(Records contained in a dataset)
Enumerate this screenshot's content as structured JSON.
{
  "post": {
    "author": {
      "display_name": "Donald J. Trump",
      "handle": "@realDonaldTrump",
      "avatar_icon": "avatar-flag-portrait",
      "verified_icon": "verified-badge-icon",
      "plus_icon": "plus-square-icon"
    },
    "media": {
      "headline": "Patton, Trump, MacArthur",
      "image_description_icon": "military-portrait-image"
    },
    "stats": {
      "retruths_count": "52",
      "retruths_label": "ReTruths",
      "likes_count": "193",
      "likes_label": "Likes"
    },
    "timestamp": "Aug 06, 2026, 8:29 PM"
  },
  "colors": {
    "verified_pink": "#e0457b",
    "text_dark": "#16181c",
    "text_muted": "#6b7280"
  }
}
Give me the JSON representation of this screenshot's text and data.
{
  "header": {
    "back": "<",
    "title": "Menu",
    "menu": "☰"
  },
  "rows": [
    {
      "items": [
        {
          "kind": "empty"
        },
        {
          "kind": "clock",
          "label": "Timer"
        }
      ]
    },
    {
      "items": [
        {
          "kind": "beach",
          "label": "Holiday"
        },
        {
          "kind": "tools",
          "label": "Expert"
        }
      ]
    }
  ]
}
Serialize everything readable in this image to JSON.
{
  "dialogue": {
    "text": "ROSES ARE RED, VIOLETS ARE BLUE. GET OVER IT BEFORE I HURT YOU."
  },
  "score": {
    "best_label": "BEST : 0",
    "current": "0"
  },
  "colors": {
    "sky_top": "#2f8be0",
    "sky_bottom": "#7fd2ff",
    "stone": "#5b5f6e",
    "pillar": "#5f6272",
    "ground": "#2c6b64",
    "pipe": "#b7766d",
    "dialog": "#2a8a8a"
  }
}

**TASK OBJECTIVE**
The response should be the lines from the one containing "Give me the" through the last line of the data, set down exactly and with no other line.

**REPLY**
Give me the JSON representation of this screenshot's text and data.
{
  "header": {
    "back": "<",
    "title": "Menu",
    "menu": "☰"
  },
  "rows": [
    {
      "items": [
        {
          "kind": "empty"
        },
        {
          "kind": "clock",
          "label": "Timer"
        }
      ]
    },
    {
      "items": [
        {
          "kind": "beach",
          "label": "Holiday"
        },
        {
          "kind": "tools",
          "label": "Expert"
        }
      ]
    }
  ]
}
Serialize everything readable in this image to JSON.
{
  "dialogue": {
    "text": "ROSES ARE RED, VIOLETS ARE BLUE. GET OVER IT BEFORE I HURT YOU."
  },
  "score": {
    "best_label": "BEST : 0",
    "current": "0"
  },
  "colors": {
    "sky_top": "#2f8be0",
    "sky_bottom": "#7fd2ff",
    "stone": "#5b5f6e",
    "pillar": "#5f6272",
    "ground": "#2c6b64",
    "pipe": "#b7766d",
    "dialog": "#2a8a8a"
  }
}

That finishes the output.